Allende's In the Midst of Winter brings together three different characters in the middle of a blizzard in Brooklyn. Thrown together seemingly by chance, they exchange their stories and share experiences as they try to solve a rather immediate problem. Richard, stuffy academic that he seems, hides a deeply shameful past in Rio de Janeiro; Evelyn, undocumented and scared has survived horrors on her journey from Guatemala to America; and Lucia, who escaped Santiago and is still looking for something. Lucia is Richard's tenant and their relationship is distant, but they are brought closer together when Richard accidentally hits Evelyn's car and she comes to his house seeking for help. As they try to help their stories come to the surface and Allende frequently flits between the past and the present, as well as between the different characters. Although this can initially be a little bit confusing, it really pays off as it shows how many hidden depths every person has, how much suffering hides behind a face and how much we may have in common despite our vast differences. As Allende unravels their backstories, the reader becomes more and more invested in these characters and more desperate for their problem to resolve itself.

Most of Isabel Allende's books that I have read were of that most wonderful of genres, Magical Realism. In the Midst of Winter is not that, but rather falls along the lines of Historical Fiction. However, Allende manages to infuse many of its scenes with a similar magic and beauty. Her South-America is one of both wonder and fear, just as her people are both horrid and loving. She maintains that fine balance for most of the book, and it is a truly fine balance to strike. I'm about to talk about something which the blurb already mentions and I therefore feel I can discuss as well, but it is technically a spoiler so if you really don't want to know, perhaps skip the rest of this paragraph. A large part of In the Midst of Winter is dedicated to the "love story" between Richard and Lucia and I simply couldn't have cared less for it. Usually this is a criticism I direct at YA novels and I'm frustrated that it applies so well in this case as well. Allende has a fascinating story that allows her to dig into some really crucial topics and yet I have to care for this love story? Both of those characters are more interesting apart from each other, and actually Evelyn is more interesting than either of them. I felt like Allende's focus on this betrayed the novel's potential and also went against some of the characterisation she had put in place. It really didn't work for me and left me disappointed in the novel. It may be completely different for other readers, but it felt utterly unnecessary to me.

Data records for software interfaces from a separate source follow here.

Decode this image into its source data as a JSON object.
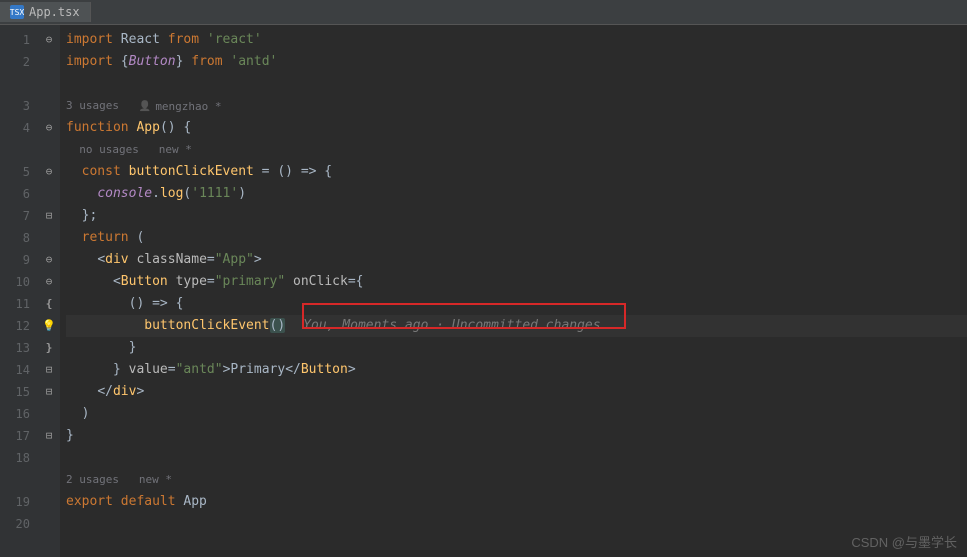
{
  "tab": {
    "filename": "App.tsx",
    "icon": "TSX"
  },
  "gutter": [
    "1",
    "2",
    "",
    "3",
    "4",
    "",
    "5",
    "6",
    "7",
    "8",
    "9",
    "10",
    "11",
    "12",
    "13",
    "14",
    "15",
    "16",
    "17",
    "18",
    "",
    "19",
    "20"
  ],
  "hints": {
    "usages3": "3 usages",
    "author": "mengzhao *",
    "nousages": "no usages",
    "new": "new *",
    "usages2": "2 usages"
  },
  "code": {
    "l1": {
      "kw": "import",
      "sym": "React",
      "from": "from",
      "pkg": "'react'"
    },
    "l2": {
      "kw": "import",
      "brace_o": "{",
      "imp": "Button",
      "brace_c": "}",
      "from": "from",
      "pkg": "'antd'"
    },
    "l4": {
      "kw": "function",
      "name": "App",
      "rest": "() {"
    },
    "l5": {
      "kw": "const",
      "name": "buttonClickEvent",
      "rest": " = () => {"
    },
    "l6": {
      "obj": "console",
      "dot": ".",
      "method": "log",
      "open": "(",
      "str": "'1111'",
      "close": ")"
    },
    "l7": "};",
    "l8": {
      "kw": "return",
      "rest": " ("
    },
    "l9": {
      "open": "<",
      "tag": "div",
      "attr": "className",
      "eq": "=",
      "val": "\"App\"",
      "close": ">"
    },
    "l10": {
      "open": "<",
      "tag": "Button",
      "attr1": "type",
      "val1": "\"primary\"",
      "attr2": "onClick",
      "eq": "=",
      "brace": "{"
    },
    "l11": "() => {",
    "l12": {
      "fn": "buttonClickEvent",
      "paren": "()"
    },
    "l13": "}",
    "l14": {
      "brace": "}",
      "attr": "value",
      "eq": "=",
      "val": "\"antd\"",
      "close1": ">",
      "text": "Primary",
      "close2": "</",
      "tag": "Button",
      "close3": ">"
    },
    "l15": {
      "open": "</",
      "tag": "div",
      "close": ">"
    },
    "l16": ")",
    "l17": "}",
    "l19": {
      "kw": "export default",
      "name": "App"
    }
  },
  "gitlens": "You, Moments ago · Uncommitted changes",
  "watermark": "CSDN @与墨学长"
}
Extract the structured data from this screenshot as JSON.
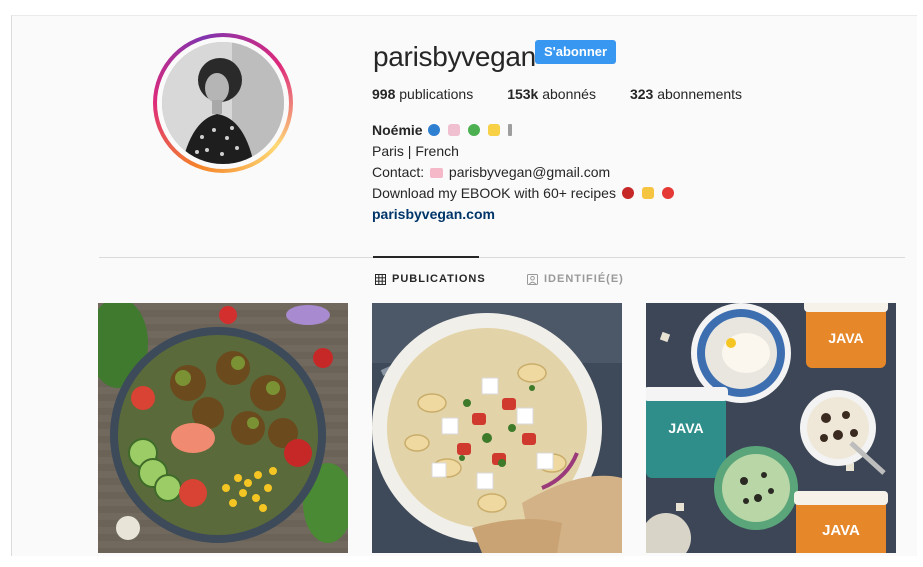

I give this novel...

3 Universes!

I loved certain aspects of In the Midst of Winter and it has shook parts of me to the core. Allende's novel holds some crucial lessons about the truth of the fate of refugees. However, I felt some of Allende's plot choices betrayed what the novel could have been. I would recommend it to those interested in South-America and refugees, as well as Historical Fiction.